*Records for the exercise*:
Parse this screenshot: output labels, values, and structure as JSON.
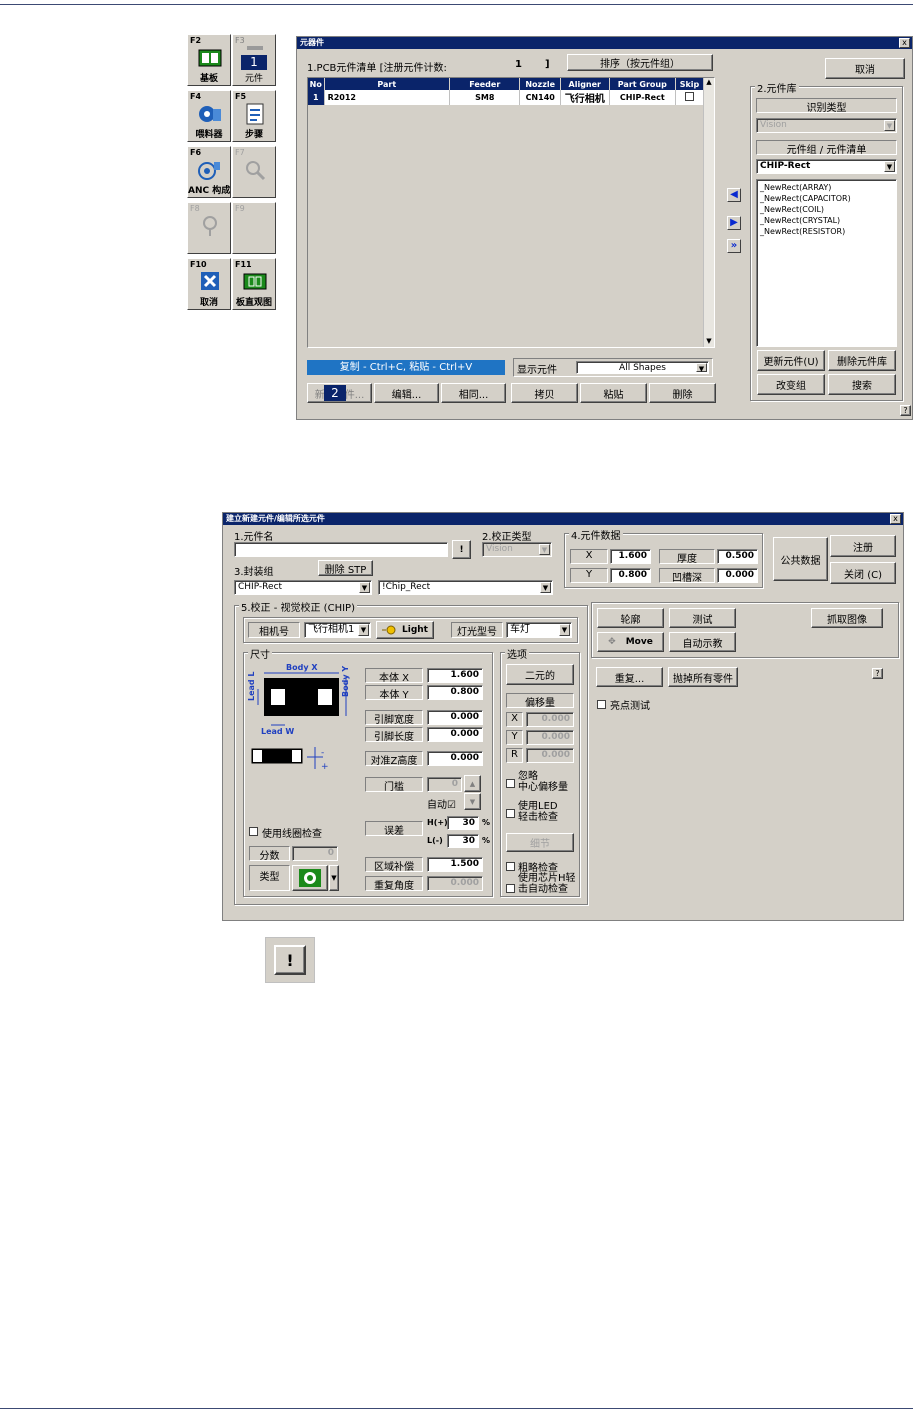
{
  "fkeys": [
    {
      "key": "F2",
      "label": "基板",
      "icon": "board-icon"
    },
    {
      "key": "F3",
      "label": "元件",
      "icon": "component-icon",
      "callout": "1"
    },
    {
      "key": "F4",
      "label": "喂料器",
      "icon": "feeder-icon"
    },
    {
      "key": "F5",
      "label": "步骤",
      "icon": "steps-icon"
    },
    {
      "key": "F6",
      "label": "ANC 构成",
      "icon": "anc-icon"
    },
    {
      "key": "F7",
      "label": "",
      "icon": "search-icon"
    },
    {
      "key": "F8",
      "label": "",
      "icon": "vision-icon"
    },
    {
      "key": "F9",
      "label": "",
      "icon": ""
    },
    {
      "key": "F10",
      "label": "取消",
      "icon": "cancel-icon"
    },
    {
      "key": "F11",
      "label": "板直观图",
      "icon": "board-view-icon"
    }
  ],
  "comp_win": {
    "title": "元器件",
    "close": "x",
    "list_header": "1.PCB元件清单 [注册元件计数:",
    "count": "1",
    "count_close": "]",
    "sort_btn": "排序（按元件组）",
    "cancel_btn": "取消",
    "columns": [
      "No",
      "Part",
      "Feeder",
      "Nozzle",
      "Aligner",
      "Part Group",
      "Skip"
    ],
    "rows": [
      {
        "no": "1",
        "part": "R2012",
        "feeder": "SM8",
        "nozzle": "CN140",
        "aligner": "飞行相机",
        "group": "CHIP-Rect"
      }
    ],
    "lib_title": "2.元件库",
    "recog_label": "识别类型",
    "recog_value": "Vision",
    "group_label": "元件组 / 元件清单",
    "group_value": "CHIP-Rect",
    "lib_items": [
      "_NewRect(ARRAY)",
      "_NewRect(CAPACITOR)",
      "_NewRect(COIL)",
      "_NewRect(CRYSTAL)",
      "_NewRect(RESISTOR)"
    ],
    "copy_hint": "复制 - Ctrl+C, 粘贴 - Ctrl+V",
    "show_label": "显示元件",
    "show_value": "All Shapes",
    "btn_new": "新建元件...",
    "callout2": "2",
    "btn_edit": "编辑...",
    "btn_same": "相同...",
    "btn_copy": "拷贝",
    "btn_paste": "粘贴",
    "btn_delete": "删除",
    "btn_update": "更新元件(U)",
    "btn_del_lib": "删除元件库",
    "btn_change_group": "改变组",
    "btn_search": "搜索",
    "help": "?"
  },
  "edit_win": {
    "title": "建立新建元件/编辑所选元件",
    "close": "x",
    "name_label": "1.元件名",
    "name_value": "",
    "name_btn": "!",
    "align_label": "2.校正类型",
    "align_value": "Vision",
    "data_label": "4.元件数据",
    "x_label": "X",
    "x_value": "1.600",
    "thick_label": "厚度",
    "thick_value": "0.500",
    "y_label": "Y",
    "y_value": "0.800",
    "groove_label": "凹槽深",
    "groove_value": "0.000",
    "public_btn": "公共数据",
    "register_btn": "注册",
    "close_btn": "关闭 (C)",
    "pkg_label": "3.封装组",
    "del_stp": "删除 STP",
    "pkg_value": "CHIP-Rect",
    "pkg_value2": "!Chip_Rect",
    "vision_title": "5.校正 - 视觉校正 (CHIP)",
    "cam_label": "相机号",
    "cam_value": "飞行相机1",
    "light_btn": "Light",
    "lamp_label": "灯光型号",
    "lamp_value": "车灯",
    "dim_title": "尺寸",
    "body_x_lbl": "Body X",
    "body_y_lbl": "Body Y",
    "lead_l_lbl": "Lead L",
    "lead_w_lbl": "Lead W",
    "dims": [
      {
        "label": "本体 X",
        "value": "1.600"
      },
      {
        "label": "本体 Y",
        "value": "0.800"
      },
      {
        "label": "引脚宽度",
        "value": "0.000"
      },
      {
        "label": "引脚长度",
        "value": "0.000"
      },
      {
        "label": "对准Z高度",
        "value": "0.000"
      }
    ],
    "threshold_label": "门槛",
    "threshold_value": "0",
    "auto_label": "自动☑",
    "tol_label": "误差",
    "h_label": "H(+)",
    "h_value": "30",
    "l_label": "L(-)",
    "l_value": "30",
    "pct": "%",
    "area_label": "区域补偿",
    "area_value": "1.500",
    "repeat_label": "重复角度",
    "repeat_value": "0.000",
    "coil_chk": "使用线圈检查",
    "score_label": "分数",
    "score_value": "0",
    "type_label": "类型",
    "opt_title": "选项",
    "opt_binary": "二元的",
    "opt_offset": "偏移量",
    "off_x": "0.000",
    "off_y": "0.000",
    "off_r": "0.000",
    "off_x_lbl": "X",
    "off_y_lbl": "Y",
    "off_r_lbl": "R",
    "ignore_chk": "忽略\n中心偏移量",
    "led_chk": "使用LED\n轻击检查",
    "detail_btn": "细节",
    "rough_chk": "粗略检查",
    "chip_chk": "使用芯片H轻\n击自动检查",
    "outline_btn": "轮廓",
    "test_btn": "测试",
    "grab_btn": "抓取图像",
    "move_btn": "Move",
    "auto_teach_btn": "自动示教",
    "repeat_btn": "重复...",
    "throw_btn": "抛掉所有零件",
    "bright_chk": "亮点测试",
    "help": "?"
  },
  "bottom_icon": "!"
}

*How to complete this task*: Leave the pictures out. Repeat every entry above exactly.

*The answer*:
Parse this screenshot: output labels, values, and structure as JSON.
{
  "fkeys": [
    {
      "key": "F2",
      "label": "基板",
      "icon": "board-icon"
    },
    {
      "key": "F3",
      "label": "元件",
      "icon": "component-icon",
      "callout": "1"
    },
    {
      "key": "F4",
      "label": "喂料器",
      "icon": "feeder-icon"
    },
    {
      "key": "F5",
      "label": "步骤",
      "icon": "steps-icon"
    },
    {
      "key": "F6",
      "label": "ANC 构成",
      "icon": "anc-icon"
    },
    {
      "key": "F7",
      "label": "",
      "icon": "search-icon"
    },
    {
      "key": "F8",
      "label": "",
      "icon": "vision-icon"
    },
    {
      "key": "F9",
      "label": "",
      "icon": ""
    },
    {
      "key": "F10",
      "label": "取消",
      "icon": "cancel-icon"
    },
    {
      "key": "F11",
      "label": "板直观图",
      "icon": "board-view-icon"
    }
  ],
  "comp_win": {
    "title": "元器件",
    "close": "x",
    "list_header": "1.PCB元件清单 [注册元件计数:",
    "count": "1",
    "count_close": "]",
    "sort_btn": "排序（按元件组）",
    "cancel_btn": "取消",
    "columns": [
      "No",
      "Part",
      "Feeder",
      "Nozzle",
      "Aligner",
      "Part Group",
      "Skip"
    ],
    "rows": [
      {
        "no": "1",
        "part": "R2012",
        "feeder": "SM8",
        "nozzle": "CN140",
        "aligner": "飞行相机",
        "group": "CHIP-Rect"
      }
    ],
    "lib_title": "2.元件库",
    "recog_label": "识别类型",
    "recog_value": "Vision",
    "group_label": "元件组 / 元件清单",
    "group_value": "CHIP-Rect",
    "lib_items": [
      "_NewRect(ARRAY)",
      "_NewRect(CAPACITOR)",
      "_NewRect(COIL)",
      "_NewRect(CRYSTAL)",
      "_NewRect(RESISTOR)"
    ],
    "copy_hint": "复制 - Ctrl+C, 粘贴 - Ctrl+V",
    "show_label": "显示元件",
    "show_value": "All Shapes",
    "btn_new": "新建元件...",
    "callout2": "2",
    "btn_edit": "编辑...",
    "btn_same": "相同...",
    "btn_copy": "拷贝",
    "btn_paste": "粘贴",
    "btn_delete": "删除",
    "btn_update": "更新元件(U)",
    "btn_del_lib": "删除元件库",
    "btn_change_group": "改变组",
    "btn_search": "搜索",
    "help": "?"
  },
  "edit_win": {
    "title": "建立新建元件/编辑所选元件",
    "close": "x",
    "name_label": "1.元件名",
    "name_value": "",
    "name_btn": "!",
    "align_label": "2.校正类型",
    "align_value": "Vision",
    "data_label": "4.元件数据",
    "x_label": "X",
    "x_value": "1.600",
    "thick_label": "厚度",
    "thick_value": "0.500",
    "y_label": "Y",
    "y_value": "0.800",
    "groove_label": "凹槽深",
    "groove_value": "0.000",
    "public_btn": "公共数据",
    "register_btn": "注册",
    "close_btn": "关闭 (C)",
    "pkg_label": "3.封装组",
    "del_stp": "删除 STP",
    "pkg_value": "CHIP-Rect",
    "pkg_value2": "!Chip_Rect",
    "vision_title": "5.校正 - 视觉校正 (CHIP)",
    "cam_label": "相机号",
    "cam_value": "飞行相机1",
    "light_btn": "Light",
    "lamp_label": "灯光型号",
    "lamp_value": "车灯",
    "dim_title": "尺寸",
    "body_x_lbl": "Body X",
    "body_y_lbl": "Body Y",
    "lead_l_lbl": "Lead L",
    "lead_w_lbl": "Lead W",
    "dims": [
      {
        "label": "本体 X",
        "value": "1.600"
      },
      {
        "label": "本体 Y",
        "value": "0.800"
      },
      {
        "label": "引脚宽度",
        "value": "0.000"
      },
      {
        "label": "引脚长度",
        "value": "0.000"
      },
      {
        "label": "对准Z高度",
        "value": "0.000"
      }
    ],
    "threshold_label": "门槛",
    "threshold_value": "0",
    "auto_label": "自动☑",
    "tol_label": "误差",
    "h_label": "H(+)",
    "h_value": "30",
    "l_label": "L(-)",
    "l_value": "30",
    "pct": "%",
    "area_label": "区域补偿",
    "area_value": "1.500",
    "repeat_label": "重复角度",
    "repeat_value": "0.000",
    "coil_chk": "使用线圈检查",
    "score_label": "分数",
    "score_value": "0",
    "type_label": "类型",
    "opt_title": "选项",
    "opt_binary": "二元的",
    "opt_offset": "偏移量",
    "off_x": "0.000",
    "off_y": "0.000",
    "off_r": "0.000",
    "off_x_lbl": "X",
    "off_y_lbl": "Y",
    "off_r_lbl": "R",
    "ignore_chk": "忽略\n中心偏移量",
    "led_chk": "使用LED\n轻击检查",
    "detail_btn": "细节",
    "rough_chk": "粗略检查",
    "chip_chk": "使用芯片H轻\n击自动检查",
    "outline_btn": "轮廓",
    "test_btn": "测试",
    "grab_btn": "抓取图像",
    "move_btn": "Move",
    "auto_teach_btn": "自动示教",
    "repeat_btn": "重复...",
    "throw_btn": "抛掉所有零件",
    "bright_chk": "亮点测试",
    "help": "?"
  },
  "bottom_icon": "!"
}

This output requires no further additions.